I walked to the train station and despite some resistance booked an over night train to Bagan for the next day at 0400pm. It was 02:50 pm so the man refused to sell me a ticket despite being open until 0300 pm. It took me 35 minutes to find the right spot so I wasn’t going to leave without the ticket. I eventually had him sell me a ticket for 16,500 kyat ($18 Canadian) and an older gentleman named Wayne from Australia was behind me in called in “I’ll take the same thing” and also booked a spot on the overnight train to Bagan. After a good nights rest I headed to the train station in the afternoon unsure of how my 18 hour train ride to Bagan was going to go.

Downtown Yangon (Myanmar, 2016).
Downtown Yangon (Myanmar, 2016).
Downtown Yangon (Myanmar, 2016).
View from the temple downtown Yangon (Myanmar, 2016).
View of Shwedagon Pagoda (Yangon, 2016).
View of Shwedagon Pagoda (Yangon, 2016).
Visiting in Sule Pagoda (Myanmar, 2016).
Visiting in Sule Pagoda (Myanmar, 2016).
Rangoon Tea House (Myanmar, 2016).
Rangoon Tea House (Myanmar, 2016).
Monks in front of a temple (Myanmar, 2016).
Monks in front of a temple (Myanmar, 2016).
View of downtown Yangon from outside of Sule Pagoda (Myanmar, 2016).
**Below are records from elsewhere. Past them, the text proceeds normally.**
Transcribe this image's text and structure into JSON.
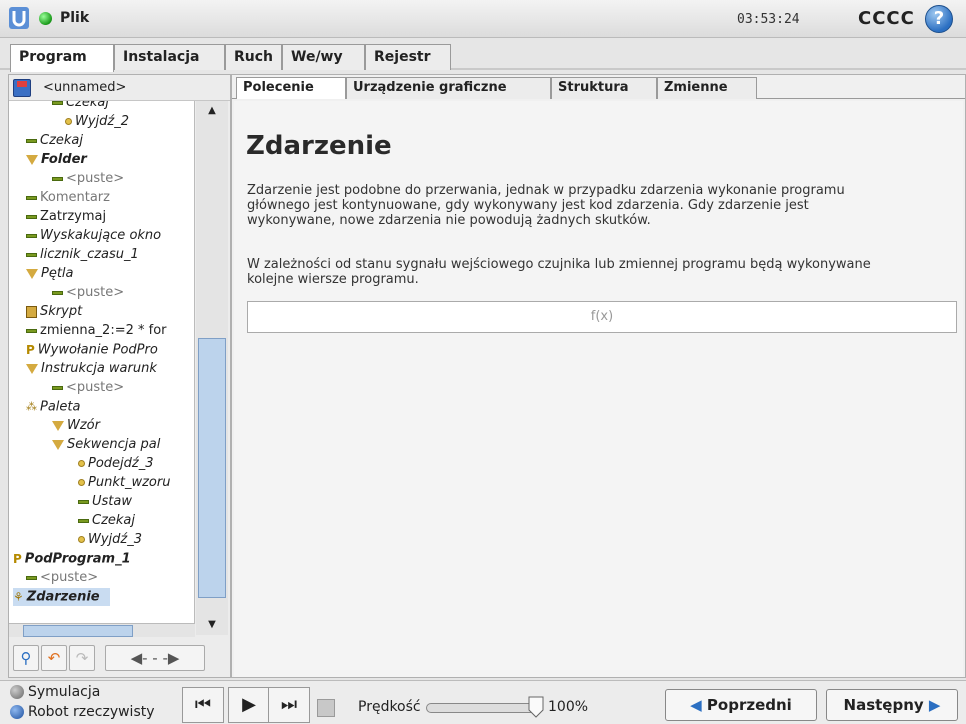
{
  "topbar": {
    "file_label": "Plik",
    "clock": "03:53:24",
    "robot_name": "CCCC",
    "help": "?"
  },
  "main_tabs": [
    "Program",
    "Instalacja",
    "Ruch",
    "We/wy",
    "Rejestr"
  ],
  "program_name": "<unnamed>",
  "tree": [
    {
      "label": "Czekaj",
      "indent": 3,
      "icon": "dash",
      "style": "i"
    },
    {
      "label": "Wyjdź_2",
      "indent": 4,
      "icon": "dot",
      "style": "i"
    },
    {
      "label": "Czekaj",
      "indent": 1,
      "icon": "dash",
      "style": "i"
    },
    {
      "label": "Folder",
      "indent": 1,
      "icon": "tri",
      "style": "bi"
    },
    {
      "label": "<puste>",
      "indent": 3,
      "icon": "dash",
      "style": "gray"
    },
    {
      "label": "Komentarz",
      "indent": 1,
      "icon": "dash",
      "style": "gray"
    },
    {
      "label": "Zatrzymaj",
      "indent": 1,
      "icon": "dash",
      "style": ""
    },
    {
      "label": "Wyskakujące okno",
      "indent": 1,
      "icon": "dash",
      "style": "i"
    },
    {
      "label": "licznik_czasu_1",
      "indent": 1,
      "icon": "dash",
      "style": "i"
    },
    {
      "label": "Pętla",
      "indent": 1,
      "icon": "tri",
      "style": "i"
    },
    {
      "label": "<puste>",
      "indent": 3,
      "icon": "dash",
      "style": "gray"
    },
    {
      "label": "Skrypt",
      "indent": 1,
      "icon": "s",
      "style": "i"
    },
    {
      "label": "zmienna_2:=2 * for",
      "indent": 1,
      "icon": "dash",
      "style": ""
    },
    {
      "label": "Wywołanie PodPro",
      "indent": 1,
      "icon": "p",
      "style": "i"
    },
    {
      "label": "Instrukcja warunk",
      "indent": 1,
      "icon": "tri",
      "style": "i"
    },
    {
      "label": "<puste>",
      "indent": 3,
      "icon": "dash",
      "style": "gray"
    },
    {
      "label": "Paleta",
      "indent": 1,
      "icon": "pal",
      "style": "i"
    },
    {
      "label": "Wzór",
      "indent": 3,
      "icon": "tri",
      "style": "i"
    },
    {
      "label": "Sekwencja pal",
      "indent": 3,
      "icon": "tri",
      "style": "i"
    },
    {
      "label": "Podejdź_3",
      "indent": 5,
      "icon": "dot",
      "style": "i"
    },
    {
      "label": "Punkt_wzoru",
      "indent": 5,
      "icon": "dot",
      "style": "i"
    },
    {
      "label": "Ustaw",
      "indent": 5,
      "icon": "dash",
      "style": "i"
    },
    {
      "label": "Czekaj",
      "indent": 5,
      "icon": "dash",
      "style": "i"
    },
    {
      "label": "Wyjdź_3",
      "indent": 5,
      "icon": "dot",
      "style": "i"
    },
    {
      "label": "PodProgram_1",
      "indent": 0,
      "icon": "p",
      "style": "bi"
    },
    {
      "label": "<puste>",
      "indent": 1,
      "icon": "dash",
      "style": "gray"
    },
    {
      "label": "Zdarzenie",
      "indent": 0,
      "icon": "ev",
      "style": "bi sel"
    }
  ],
  "sub_tabs": [
    "Polecenie",
    "Urządzenie graficzne",
    "Struktura",
    "Zmienne"
  ],
  "content": {
    "title": "Zdarzenie",
    "para1": "Zdarzenie jest podobne do przerwania, jednak w przypadku zdarzenia wykonanie programu głównego jest kontynuowane, gdy wykonywany jest kod zdarzenia. Gdy zdarzenie jest wykonywane, nowe zdarzenia nie powodują żadnych skutków.",
    "para2": "W zależności od stanu sygnału wejściowego czujnika lub zmiennej programu będą wykonywane kolejne wiersze programu.",
    "fx_placeholder": "f(x)"
  },
  "footer": {
    "sim_label": "Symulacja",
    "real_label": "Robot rzeczywisty",
    "speed_label": "Prędkość",
    "speed_value": "100%",
    "speed_fraction": 1.0,
    "prev_label": "Poprzedni",
    "next_label": "Następny"
  },
  "colors": {
    "accent": "#2b6fc2",
    "status": "#1a9a1a"
  }
}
View of downtown Yangon from outside of Sule Pagoda (Myanmar, 2016).